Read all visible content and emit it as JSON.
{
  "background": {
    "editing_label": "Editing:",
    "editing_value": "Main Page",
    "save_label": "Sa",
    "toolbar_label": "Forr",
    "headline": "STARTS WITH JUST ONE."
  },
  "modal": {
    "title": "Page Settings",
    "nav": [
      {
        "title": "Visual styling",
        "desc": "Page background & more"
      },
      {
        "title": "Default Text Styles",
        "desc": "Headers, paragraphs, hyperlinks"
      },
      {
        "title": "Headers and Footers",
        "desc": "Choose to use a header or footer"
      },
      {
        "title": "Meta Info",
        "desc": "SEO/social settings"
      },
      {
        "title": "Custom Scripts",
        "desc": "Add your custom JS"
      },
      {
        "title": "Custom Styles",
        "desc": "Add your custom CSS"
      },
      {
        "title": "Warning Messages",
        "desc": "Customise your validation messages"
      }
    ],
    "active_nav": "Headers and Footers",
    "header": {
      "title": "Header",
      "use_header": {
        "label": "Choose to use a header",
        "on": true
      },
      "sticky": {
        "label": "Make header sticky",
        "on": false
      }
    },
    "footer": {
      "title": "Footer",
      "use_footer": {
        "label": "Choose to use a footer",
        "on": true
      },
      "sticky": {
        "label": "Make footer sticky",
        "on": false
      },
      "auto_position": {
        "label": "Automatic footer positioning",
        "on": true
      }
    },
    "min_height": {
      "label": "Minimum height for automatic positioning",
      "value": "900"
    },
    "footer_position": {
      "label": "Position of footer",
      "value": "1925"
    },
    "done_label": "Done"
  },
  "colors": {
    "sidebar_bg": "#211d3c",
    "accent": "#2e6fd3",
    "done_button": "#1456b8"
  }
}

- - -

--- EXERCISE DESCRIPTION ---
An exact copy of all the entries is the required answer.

--- EXERCISE SOLUTION ---
Read all visible content and emit it as JSON.
{
  "background": {
    "editing_label": "Editing:",
    "editing_value": "Main Page",
    "save_label": "Sa",
    "toolbar_label": "Forr",
    "headline": "STARTS WITH JUST ONE."
  },
  "modal": {
    "title": "Page Settings",
    "nav": [
      {
        "title": "Visual styling",
        "desc": "Page background & more"
      },
      {
        "title": "Default Text Styles",
        "desc": "Headers, paragraphs, hyperlinks"
      },
      {
        "title": "Headers and Footers",
        "desc": "Choose to use a header or footer"
      },
      {
        "title": "Meta Info",
        "desc": "SEO/social settings"
      },
      {
        "title": "Custom Scripts",
        "desc": "Add your custom JS"
      },
      {
        "title": "Custom Styles",
        "desc": "Add your custom CSS"
      },
      {
        "title": "Warning Messages",
        "desc": "Customise your validation messages"
      }
    ],
    "active_nav": "Headers and Footers",
    "header": {
      "title": "Header",
      "use_header": {
        "label": "Choose to use a header",
        "on": true
      },
      "sticky": {
        "label": "Make header sticky",
        "on": false
      }
    },
    "footer": {
      "title": "Footer",
      "use_footer": {
        "label": "Choose to use a footer",
        "on": true
      },
      "sticky": {
        "label": "Make footer sticky",
        "on": false
      },
      "auto_position": {
        "label": "Automatic footer positioning",
        "on": true
      }
    },
    "min_height": {
      "label": "Minimum height for automatic positioning",
      "value": "900"
    },
    "footer_position": {
      "label": "Position of footer",
      "value": "1925"
    },
    "done_label": "Done"
  },
  "colors": {
    "sidebar_bg": "#211d3c",
    "accent": "#2e6fd3",
    "done_button": "#1456b8"
  }
}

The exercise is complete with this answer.